Jacob Fred Jazz Odyssey, The Mobius, Ashland, OR- 4/14
Jacob Fred Jazz Odyssey has grown. New instruments, new members, same unadulterated abandonment to honest, gritty explorations of musical psychosis. The music in turn has changed. Instruments filled and tumbled over the stage. So many new tools, toys, talents; they needed a new vehicle to carry their expansion and have lubed this baby with a lot more power and momentum laid like hard wood floors under their patient explorations of sound. Intentional, uncomfortably raw notes folded into this vehicle like rose petals surfing class 5 rapids: the single petal now more profound riding in this raging tide.
Brian Haas and Reed Mathis, the original members, have flared their abilities into new musical mediums. Reed played electric, acoustic and lap steel guitars along with his standard basses. Brian Haas sat tucked in a corner like a mad scientist with an array of keys and manipulation tools. A table of toys unfolded before 4th member, Peter Tomshany, layered with egg carton padding and 12 different saw blades waiting to slice into the music world.
In the first set they played their interpretation of their new album, “Lil’ Tae Rides Again,” start to finish. A hard force, patient, psychedelic and gentle power carried their experimentation on more momentum than past JFJO creations I’ve witnessed. The music had a personality. Wearing different masks it performed a variety show that wailed in Pink Floyd echoes, twinkles, crying and longing. The music’s range was phenomenal and refused to be typecast. Old-time jazz spread so thin you could barely recognize it over the upbeat drums cascading in waves over the drumheads as Josh Raymer followed the weight of his limbs carried by the music. In moments the music sounded like snowironically, the only thing I know that quiets the world completely. They played it delicately, fairy steps, a children’s story time music if not for the full soul search, no rubber gloves, plunge into the dark jagged depths of the full moon holding secrets where no daylight dares shine, that accompanied it. It’s no wonder a full-blown snowstorm broke out in the middle of April.
Reed took rock star strums across his guitar in long, sweeping, powerful crescent falls. Again and again he swept a single bold arc over the frets, ripping it open, a lightning bolt over a soft snow base, but the music was more in the follow-through. It’s always irked me that you have to follow through and continue the full arc of your swing when you hit a tennis or golf ball.
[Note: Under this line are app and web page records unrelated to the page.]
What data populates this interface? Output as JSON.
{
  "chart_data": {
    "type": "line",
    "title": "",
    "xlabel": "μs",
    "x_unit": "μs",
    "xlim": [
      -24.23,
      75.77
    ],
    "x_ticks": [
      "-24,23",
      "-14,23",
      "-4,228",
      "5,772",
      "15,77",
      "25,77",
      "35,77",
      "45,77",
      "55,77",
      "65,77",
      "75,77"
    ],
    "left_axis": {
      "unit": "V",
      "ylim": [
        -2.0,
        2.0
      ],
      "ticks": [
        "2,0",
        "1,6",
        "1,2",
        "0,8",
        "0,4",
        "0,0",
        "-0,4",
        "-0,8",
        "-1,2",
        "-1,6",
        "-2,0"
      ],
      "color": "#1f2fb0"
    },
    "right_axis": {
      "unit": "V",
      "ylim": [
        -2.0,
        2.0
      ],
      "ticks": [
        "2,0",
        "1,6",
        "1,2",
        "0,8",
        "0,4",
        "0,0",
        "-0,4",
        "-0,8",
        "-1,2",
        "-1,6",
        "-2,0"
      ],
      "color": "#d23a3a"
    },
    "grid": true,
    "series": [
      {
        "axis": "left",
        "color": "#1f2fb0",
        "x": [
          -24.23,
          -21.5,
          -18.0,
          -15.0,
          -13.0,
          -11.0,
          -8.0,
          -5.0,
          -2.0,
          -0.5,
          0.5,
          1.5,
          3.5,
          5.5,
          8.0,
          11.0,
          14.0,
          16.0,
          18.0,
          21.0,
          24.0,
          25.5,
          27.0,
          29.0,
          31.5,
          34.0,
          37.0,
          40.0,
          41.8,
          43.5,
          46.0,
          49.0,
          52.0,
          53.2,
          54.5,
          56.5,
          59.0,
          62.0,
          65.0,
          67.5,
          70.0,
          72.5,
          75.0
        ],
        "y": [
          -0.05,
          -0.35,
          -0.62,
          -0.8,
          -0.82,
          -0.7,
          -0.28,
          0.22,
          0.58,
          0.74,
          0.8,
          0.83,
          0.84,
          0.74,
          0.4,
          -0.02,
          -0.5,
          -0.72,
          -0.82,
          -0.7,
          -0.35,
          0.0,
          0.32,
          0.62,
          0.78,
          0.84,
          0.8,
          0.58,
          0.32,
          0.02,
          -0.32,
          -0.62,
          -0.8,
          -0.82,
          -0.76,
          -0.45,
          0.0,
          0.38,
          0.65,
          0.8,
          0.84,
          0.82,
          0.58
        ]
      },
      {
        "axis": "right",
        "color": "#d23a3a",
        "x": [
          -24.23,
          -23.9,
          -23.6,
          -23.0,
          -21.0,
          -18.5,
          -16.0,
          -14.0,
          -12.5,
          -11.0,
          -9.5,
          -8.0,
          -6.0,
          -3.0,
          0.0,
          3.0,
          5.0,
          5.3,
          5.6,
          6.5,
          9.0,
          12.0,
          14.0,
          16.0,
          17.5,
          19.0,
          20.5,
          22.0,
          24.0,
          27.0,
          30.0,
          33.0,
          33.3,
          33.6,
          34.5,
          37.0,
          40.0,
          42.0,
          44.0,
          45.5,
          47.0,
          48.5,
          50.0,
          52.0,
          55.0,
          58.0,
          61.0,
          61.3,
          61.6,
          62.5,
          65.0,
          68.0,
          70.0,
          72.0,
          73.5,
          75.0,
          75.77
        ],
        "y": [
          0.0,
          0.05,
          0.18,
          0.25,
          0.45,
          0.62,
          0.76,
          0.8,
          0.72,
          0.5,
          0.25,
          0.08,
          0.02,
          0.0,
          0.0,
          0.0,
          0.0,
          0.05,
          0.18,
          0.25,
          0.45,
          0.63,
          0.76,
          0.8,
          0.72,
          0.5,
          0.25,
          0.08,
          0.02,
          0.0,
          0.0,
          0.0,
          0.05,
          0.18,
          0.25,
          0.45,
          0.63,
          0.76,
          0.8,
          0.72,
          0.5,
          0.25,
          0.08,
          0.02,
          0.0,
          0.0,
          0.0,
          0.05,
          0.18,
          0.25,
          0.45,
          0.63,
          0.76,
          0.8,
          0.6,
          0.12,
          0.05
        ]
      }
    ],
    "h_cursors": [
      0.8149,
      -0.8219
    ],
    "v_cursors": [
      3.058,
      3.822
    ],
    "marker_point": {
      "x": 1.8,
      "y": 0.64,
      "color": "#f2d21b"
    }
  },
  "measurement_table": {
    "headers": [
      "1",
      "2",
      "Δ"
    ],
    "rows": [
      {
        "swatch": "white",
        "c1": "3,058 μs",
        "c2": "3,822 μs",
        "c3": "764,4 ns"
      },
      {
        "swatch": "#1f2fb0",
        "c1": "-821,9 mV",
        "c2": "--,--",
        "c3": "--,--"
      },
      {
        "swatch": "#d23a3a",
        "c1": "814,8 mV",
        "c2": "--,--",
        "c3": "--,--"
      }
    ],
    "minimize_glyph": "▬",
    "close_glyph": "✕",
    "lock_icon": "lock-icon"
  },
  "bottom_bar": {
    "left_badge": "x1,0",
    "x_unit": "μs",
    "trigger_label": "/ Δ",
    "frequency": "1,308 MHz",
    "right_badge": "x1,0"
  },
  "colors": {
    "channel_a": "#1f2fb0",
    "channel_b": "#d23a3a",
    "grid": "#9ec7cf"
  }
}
The ball’s been hit, it’s gone; it shouldn’t care what you do with the rest of that stroke. Yet, the line of that follow-through determines its path. That’s how JFJO creates music: playing silence in the space between raw and powerful musical swings.
New drummer, Josh Raymer, strapped into the momentum and whisked it to thunder. Strumming fast, out-of-breath, picking across their strings like scratching flesh, obsessed, trying to itch the bone until it all flakes away, Reed and Peter flew into their guitars. Brian played one key at a time. Patient, intentional, a single placed finger on a note, tasting that one sound echoing through the room. A child consumed with the beauty of a petal while the other kids jumped in psychedelic leaves and juggled apples and daggers for bedazzled picnickers below.
Digging deep into the music with small, precise circles etched in the lap steel guitar, Reed massaged loose the quiet, shy notes that usually hide behind the scenes while the larger more outgoing resounding chords steal the show. No sound left unturned, no potential too small. No note was safe.
Slide show images wore a visual interpretation of the music. Digitally manipulated natural images revealed the pictures conjured against my third eye, splat against the wall for all to see. There’s great emotional depth to their music. I don’t understand it but also don’t believe it’s meant to be understood. My arms swung in long slow arches circling in full extensions, smoothing the edges of balls of gravity, clearly shaped, flinging the wound serpent tails of my heart in slow, intentional purgings.
Brian began the encore alonethe only member not to leave the stage. Josh joined him halfway through. The Beatles’ "Happiness Is A Warm Gun" never sounded so good. I thought I was crafty recognizing a single frame or two from the original composition. Turns out they were the crafty ones, playing the exact song, but so uniquely I only recognized a common blip here and there.